As a lawmaker and as a columnist, Mensch frequently cited national security imperatives. She says that aided her reporting. So did her political beliefs, Mensch says.
"Maybe there are wonderful saintly journalists who could be completely objective," she says. "I know that I can't be completely objective and I think that what I ought to do is openly wear my support on my sleeve."
Mensch won't say on which side of the Atlantic her sources can be found. She does report, however, that American authorities relied on friendly foreign agencies. And it may not be a coincidence that only British reporters have confirmed the story.
"There were questions raised in recent days about how she would have any sources in this area," the New York Times' Spayd said. "I think she makes a somewhat reasonable argument that she has been a strong backer of U.S. intelligence — U.K. intelligence — for a long period of time. And that is a clear way to gain sources. ... It doesn't strike me as wholly implausible."
Mensch had been highly critical of The Guardian for its extensive reporting on national security based on the vast cache of documents former National Security Agency contractor Edward Snowden released to journalist Glenn Greenwald (as well as to The Washington Post). She now credits The Guardian for taking her reporting seriously before many others did, despite her earlier criticism.
There are two ironies in the White House's efforts to cite Mensch's reporting to bolster the boss's case.
First, as Mensch says, her report doesn't say what they claim. Second, while Rupert Murdoch warmed to Trump and strongly supports him, Mensch openly opposes him. She called herself a "Never Trumper" and earlier declared herself a Republican for Hillary Clinton.

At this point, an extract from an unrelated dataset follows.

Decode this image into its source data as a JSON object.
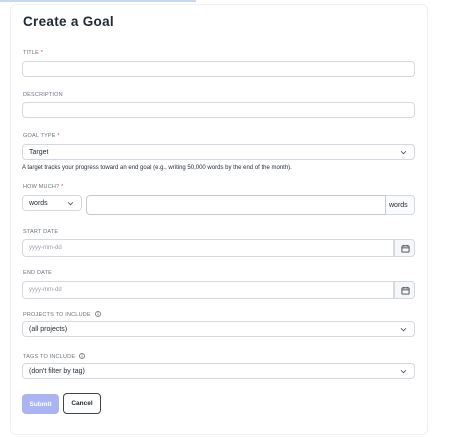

Indeed, Trump's aides are relying on the reporting of a writer who thinks the man in the Oval Office should be impeached.